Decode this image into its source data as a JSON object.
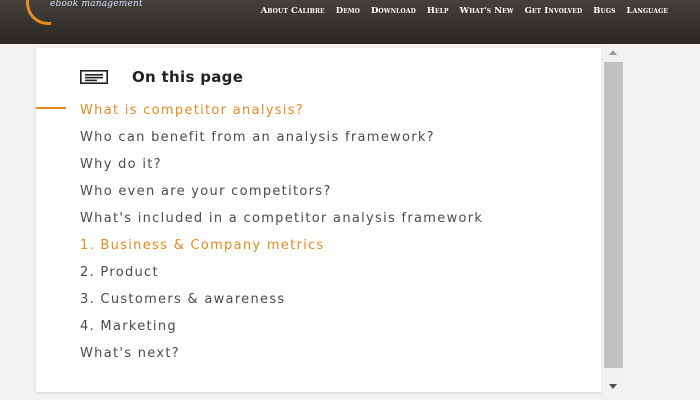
{
  "header": {
    "logo_text": "ebook management",
    "nav": [
      {
        "label": "About Calibre"
      },
      {
        "label": "Demo"
      },
      {
        "label": "Download"
      },
      {
        "label": "Help"
      },
      {
        "label": "What's New"
      },
      {
        "label": "Get Involved"
      },
      {
        "label": "Bugs"
      },
      {
        "label": "Language"
      }
    ]
  },
  "toc": {
    "title": "On this page",
    "icon": "list-icon",
    "active_color": "#e58a1f",
    "items": [
      {
        "label": "What is competitor analysis?"
      },
      {
        "label": "Who can benefit from an analysis framework?"
      },
      {
        "label": "Why do it?"
      },
      {
        "label": "Who even are your competitors?"
      },
      {
        "label": "What's included in a competitor analysis framework"
      },
      {
        "label": "1. Business & Company metrics"
      },
      {
        "label": "2. Product"
      },
      {
        "label": "3. Customers & awareness"
      },
      {
        "label": "4. Marketing"
      },
      {
        "label": "What's next?"
      }
    ]
  }
}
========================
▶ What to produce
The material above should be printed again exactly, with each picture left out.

▶ Result below
Decode this image into its source data as a JSON object.
{
  "header": {
    "logo_text": "ebook management",
    "nav": [
      {
        "label": "About Calibre"
      },
      {
        "label": "Demo"
      },
      {
        "label": "Download"
      },
      {
        "label": "Help"
      },
      {
        "label": "What's New"
      },
      {
        "label": "Get Involved"
      },
      {
        "label": "Bugs"
      },
      {
        "label": "Language"
      }
    ]
  },
  "toc": {
    "title": "On this page",
    "icon": "list-icon",
    "active_color": "#e58a1f",
    "items": [
      {
        "label": "What is competitor analysis?"
      },
      {
        "label": "Who can benefit from an analysis framework?"
      },
      {
        "label": "Why do it?"
      },
      {
        "label": "Who even are your competitors?"
      },
      {
        "label": "What's included in a competitor analysis framework"
      },
      {
        "label": "1. Business & Company metrics"
      },
      {
        "label": "2. Product"
      },
      {
        "label": "3. Customers & awareness"
      },
      {
        "label": "4. Marketing"
      },
      {
        "label": "What's next?"
      }
    ]
  }
}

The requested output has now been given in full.